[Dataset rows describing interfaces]
━━━━━━━━
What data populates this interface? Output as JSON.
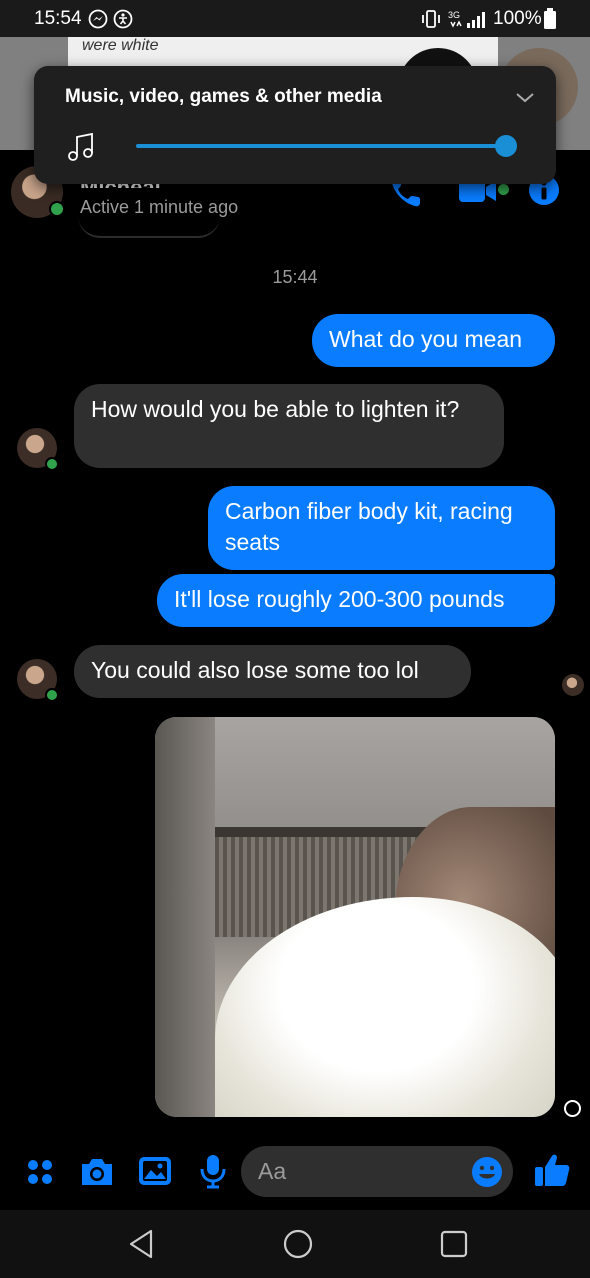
{
  "status_bar": {
    "time": "15:54",
    "battery": "100%",
    "network": "3G"
  },
  "background_app": {
    "peek_text": "were white"
  },
  "volume_panel": {
    "title": "Music, video, games & other media",
    "level": 1.0,
    "icon": "music-note-icon"
  },
  "header": {
    "contact_name": "Micheal",
    "active_status": "Active 1 minute ago",
    "icons": [
      "phone-icon",
      "video-icon",
      "info-icon"
    ]
  },
  "conversation": {
    "timestamp": "15:44",
    "messages": [
      {
        "direction": "outgoing",
        "text": "What do you mean"
      },
      {
        "direction": "incoming",
        "text": "How would you be able to lighten it?"
      },
      {
        "direction": "outgoing",
        "text": "Carbon fiber body kit, racing seats"
      },
      {
        "direction": "outgoing",
        "text": "It'll lose roughly 200-300 pounds"
      },
      {
        "direction": "incoming",
        "text": "You could also lose some too lol"
      },
      {
        "direction": "outgoing",
        "type": "photo"
      }
    ]
  },
  "composer": {
    "placeholder": "Aa",
    "icons": [
      "more-icon",
      "camera-icon",
      "gallery-icon",
      "mic-icon",
      "emoji-icon",
      "like-icon"
    ]
  },
  "colors": {
    "accent": "#0a7cff",
    "incoming_bubble": "#2f2f2f",
    "online": "#31a24c",
    "background": "#000000"
  }
}
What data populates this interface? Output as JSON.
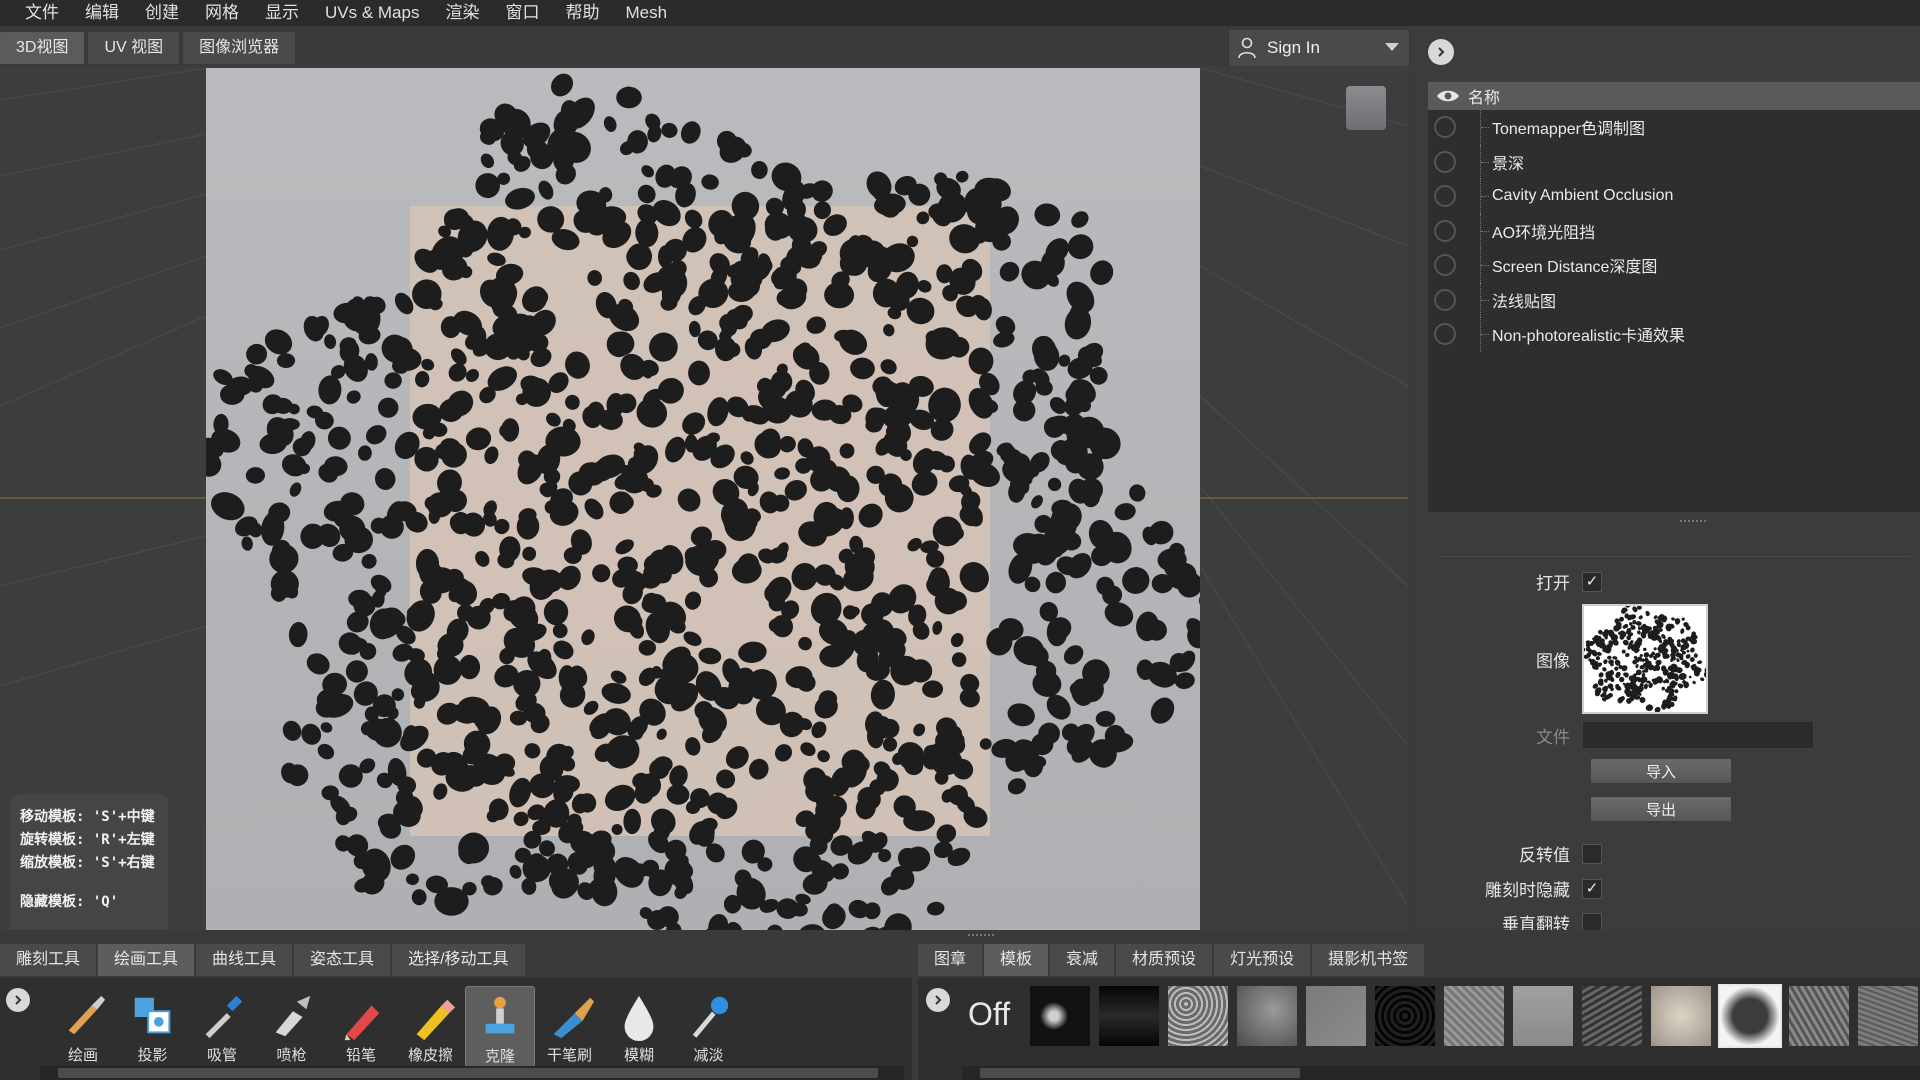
{
  "menubar": {
    "items": [
      "文件",
      "编辑",
      "创建",
      "网格",
      "显示",
      "UVs & Maps",
      "渲染",
      "窗口",
      "帮助",
      "Mesh"
    ]
  },
  "view_tabs": [
    "3D视图",
    "UV 视图",
    "图像浏览器"
  ],
  "active_view_tab": 0,
  "account": {
    "sign_in_label": "Sign In"
  },
  "viewport": {
    "hints": [
      "移动模板: 'S'+中键",
      "旋转模板: 'R'+左键",
      "缩放模板: 'S'+右键",
      "隐藏模板: 'Q'"
    ]
  },
  "layers": {
    "header": "名称",
    "items": [
      "Tonemapper色调制图",
      "景深",
      "Cavity Ambient Occlusion",
      "AO环境光阻挡",
      "Screen Distance深度图",
      "法线贴图",
      "Non-photorealistic卡通效果"
    ]
  },
  "properties": {
    "open_label": "打开",
    "open_checked": true,
    "image_label": "图像",
    "file_label": "文件",
    "file_value": "",
    "import_label": "导入",
    "export_label": "导出",
    "invert_label": "反转值",
    "invert_checked": false,
    "hide_while_sculpting_label": "雕刻时隐藏",
    "hide_while_sculpting_checked": true,
    "flip_vertical_label": "垂直翻转",
    "flip_vertical_checked": false
  },
  "tool_tabs": {
    "items": [
      "雕刻工具",
      "绘画工具",
      "曲线工具",
      "姿态工具",
      "选择/移动工具"
    ],
    "active": 1
  },
  "paint_tools": {
    "items": [
      {
        "label": "绘画",
        "icon": "paint-brush-icon"
      },
      {
        "label": "投影",
        "icon": "projection-icon"
      },
      {
        "label": "吸管",
        "icon": "eyedropper-icon"
      },
      {
        "label": "喷枪",
        "icon": "airbrush-icon"
      },
      {
        "label": "铅笔",
        "icon": "pencil-icon"
      },
      {
        "label": "橡皮擦",
        "icon": "eraser-icon"
      },
      {
        "label": "克隆",
        "icon": "stamp-icon"
      },
      {
        "label": "干笔刷",
        "icon": "dry-brush-icon"
      },
      {
        "label": "模糊",
        "icon": "blur-drop-icon"
      },
      {
        "label": "减淡",
        "icon": "dodge-icon"
      }
    ],
    "selected": 6
  },
  "tray_tabs": {
    "items": [
      "图章",
      "模板",
      "衰减",
      "材质预设",
      "灯光预设",
      "摄影机书签"
    ],
    "active": 1
  },
  "stencil_tray": {
    "off_label": "Off",
    "selected_index": 10,
    "thumbnail_count": 13
  },
  "colors": {
    "menubar_bg": "#2b2b2b",
    "panel_bg": "#3c3c3c",
    "viewport_bg": "#3d3d3d",
    "stencil_bg": "#b4b6b9",
    "spot_color": "#1d1d1d",
    "cube_face": "#d6c3b6"
  }
}
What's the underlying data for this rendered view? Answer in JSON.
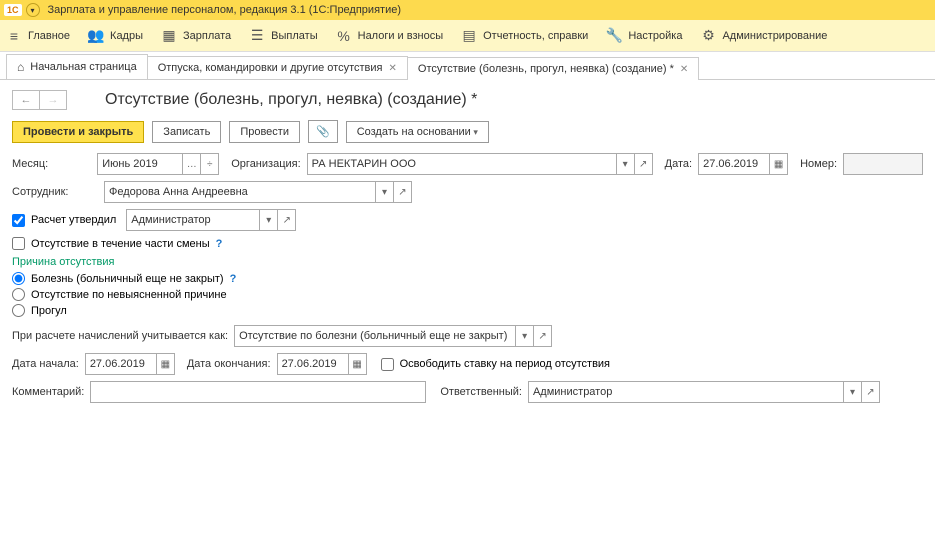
{
  "window": {
    "title": "Зарплата и управление персоналом, редакция 3.1  (1С:Предприятие)"
  },
  "menu": {
    "main": "Главное",
    "personnel": "Кадры",
    "salary": "Зарплата",
    "payments": "Выплаты",
    "taxes": "Налоги и взносы",
    "reports": "Отчетность, справки",
    "settings": "Настройка",
    "admin": "Администрирование"
  },
  "tabs": {
    "home": "Начальная страница",
    "t1": "Отпуска, командировки и другие отсутствия",
    "t2": "Отсутствие (болезнь, прогул, неявка) (создание) *"
  },
  "page": {
    "title": "Отсутствие (болезнь, прогул, неявка) (создание) *"
  },
  "toolbar": {
    "post_close": "Провести и закрыть",
    "save": "Записать",
    "post": "Провести",
    "create_based": "Создать на основании"
  },
  "labels": {
    "month": "Месяц:",
    "org": "Организация:",
    "date": "Дата:",
    "number": "Номер:",
    "employee": "Сотрудник:",
    "approved": "Расчет утвердил",
    "shift_part": "Отсутствие в течение части смены",
    "reason_section": "Причина отсутствия",
    "reason1": "Болезнь (больничный еще не закрыт)",
    "reason2": "Отсутствие по невыясненной причине",
    "reason3": "Прогул",
    "calc_as": "При расчете начислений учитывается как:",
    "date_start": "Дата начала:",
    "date_end": "Дата окончания:",
    "release_rate": "Освободить ставку на период отсутствия",
    "comment": "Комментарий:",
    "responsible": "Ответственный:"
  },
  "values": {
    "month": "Июнь 2019",
    "org": "РА НЕКТАРИН ООО",
    "date": "27.06.2019",
    "number": "",
    "employee": "Федорова Анна Андреевна",
    "approver": "Администратор",
    "calc_as": "Отсутствие по болезни (больничный еще не закрыт)",
    "date_start": "27.06.2019",
    "date_end": "27.06.2019",
    "comment": "",
    "responsible": "Администратор"
  }
}
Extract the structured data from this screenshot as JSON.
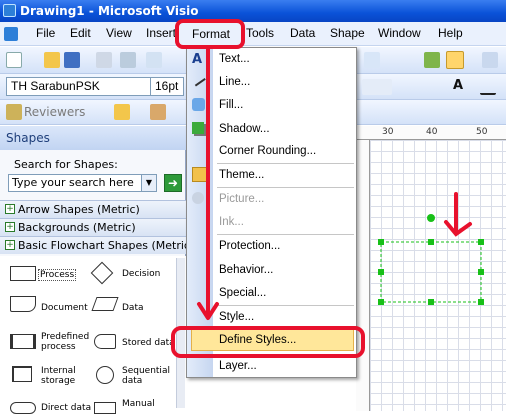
{
  "window": {
    "title": "Drawing1 - Microsoft Visio"
  },
  "menubar": {
    "items": [
      "File",
      "Edit",
      "View",
      "Insert",
      "Format",
      "Tools",
      "Data",
      "Shape",
      "Window",
      "Help"
    ]
  },
  "toolbar": {
    "font_name": "TH SarabunPSK",
    "font_size": "16pt",
    "reviewers": "Reviewers"
  },
  "shapes_panel": {
    "title": "Shapes",
    "search_label": "Search for Shapes:",
    "search_placeholder": "Type your search here",
    "stencils": [
      "Arrow Shapes (Metric)",
      "Backgrounds (Metric)",
      "Basic Flowchart Shapes (Metric)"
    ],
    "shapes": [
      "Process",
      "Decision",
      "Document",
      "Data",
      "Predefined process",
      "Stored data",
      "Internal storage",
      "Sequential data",
      "Direct data",
      "Manual"
    ]
  },
  "ruler": {
    "labels": [
      "30",
      "40",
      "50"
    ]
  },
  "format_menu": {
    "items": [
      {
        "label": "Text...",
        "enabled": true
      },
      {
        "label": "Line...",
        "enabled": true
      },
      {
        "label": "Fill...",
        "enabled": true
      },
      {
        "label": "Shadow...",
        "enabled": true
      },
      {
        "label": "Corner Rounding...",
        "enabled": true
      },
      {
        "label": "Theme...",
        "enabled": true
      },
      {
        "label": "Picture...",
        "enabled": false
      },
      {
        "label": "Ink...",
        "enabled": false
      },
      {
        "label": "Protection...",
        "enabled": true
      },
      {
        "label": "Behavior...",
        "enabled": true
      },
      {
        "label": "Special...",
        "enabled": true
      },
      {
        "label": "Style...",
        "enabled": true
      },
      {
        "label": "Define Styles...",
        "enabled": true,
        "highlighted": true
      },
      {
        "label": "Layer...",
        "enabled": true
      }
    ]
  },
  "colors": {
    "title_bar": "#0a52d8",
    "highlight": "#ffe79a",
    "annotation": "#e8112d",
    "selection": "#18c018"
  }
}
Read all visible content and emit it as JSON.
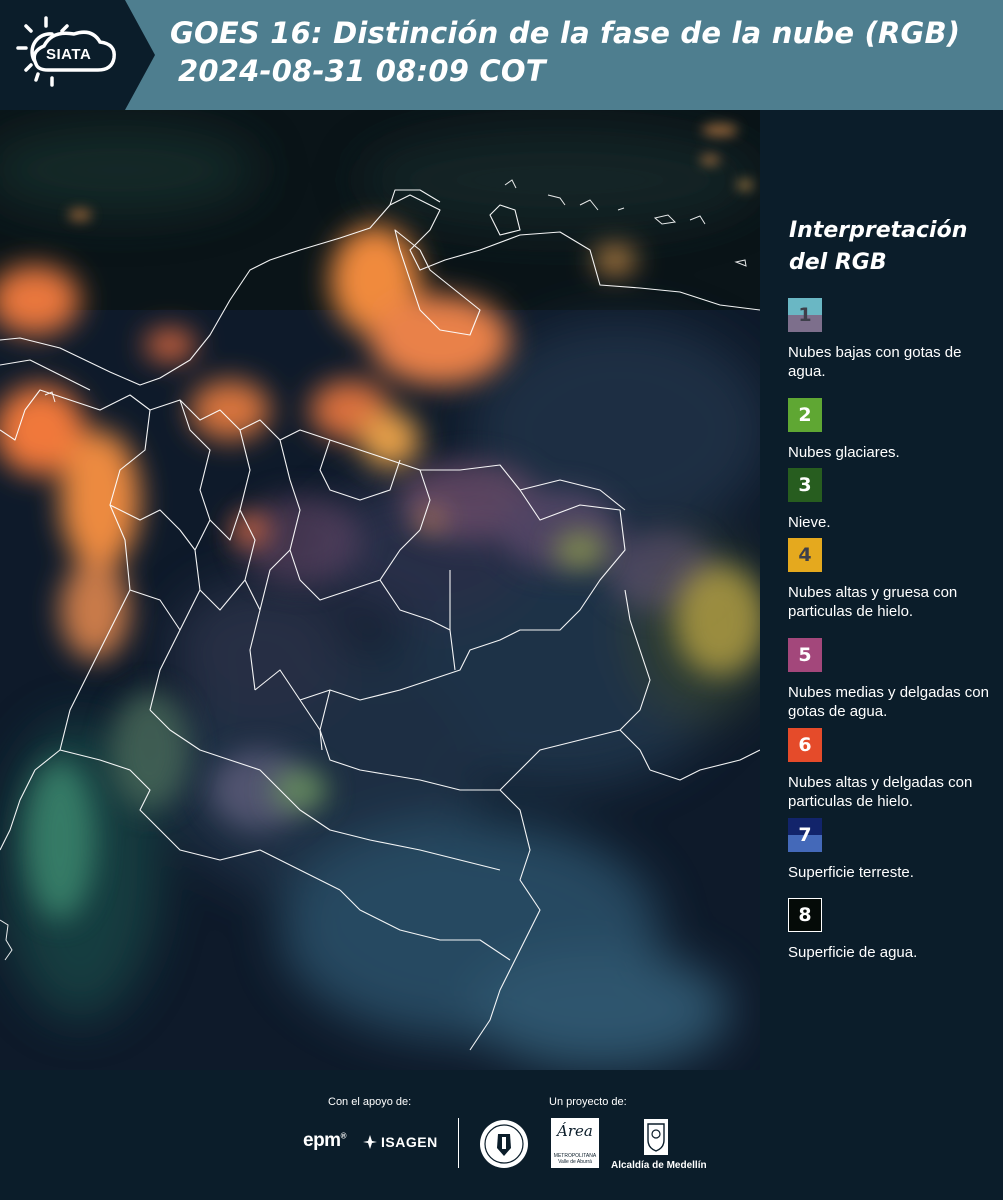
{
  "header": {
    "logo_text": "SIATA",
    "title_line1": "GOES 16: Distinción de la fase de la nube (RGB)",
    "title_line2": "2024-08-31 08:09 COT"
  },
  "legend": {
    "title_line1": "Interpretación",
    "title_line2": "del RGB",
    "items": [
      {
        "number": "1",
        "label": "Nubes bajas con gotas de agua.",
        "color_top": "#6ab7c4",
        "color_bottom": "#7d6f8c",
        "number_color": "#3d3f4a"
      },
      {
        "number": "2",
        "label": "Nubes glaciares.",
        "color": "#5fa733",
        "number_color": "#ffffff"
      },
      {
        "number": "3",
        "label": "Nieve.",
        "color": "#275d1f",
        "number_color": "#ffffff"
      },
      {
        "number": "4",
        "label": "Nubes altas y gruesa con particulas de hielo.",
        "color": "#e5a91e",
        "number_color": "#3d3f4a"
      },
      {
        "number": "5",
        "label": "Nubes medias y delgadas con gotas de agua.",
        "color": "#a3477b",
        "number_color": "#ffffff"
      },
      {
        "number": "6",
        "label": "Nubes altas y delgadas con particulas de hielo.",
        "color": "#e54b2a",
        "number_color": "#ffffff"
      },
      {
        "number": "7",
        "label": "Superficie terreste.",
        "color_top": "#12246b",
        "color_bottom": "#4469b9",
        "number_color": "#ffffff"
      },
      {
        "number": "8",
        "label": "Superficie de agua.",
        "color": "#050b08",
        "border": "#ffffff",
        "number_color": "#ffffff"
      }
    ]
  },
  "footer": {
    "support_label": "Con el apoyo de:",
    "project_label": "Un proyecto de:",
    "epm_text": "epm",
    "epm_mark": "®",
    "isagen_text": "ISAGEN",
    "area_script": "Área",
    "area_small": "METROPOLITANA Valle de Aburrá",
    "alcaldia_text": "Alcaldía de Medellín"
  }
}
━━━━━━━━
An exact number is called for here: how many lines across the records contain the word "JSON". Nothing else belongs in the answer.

5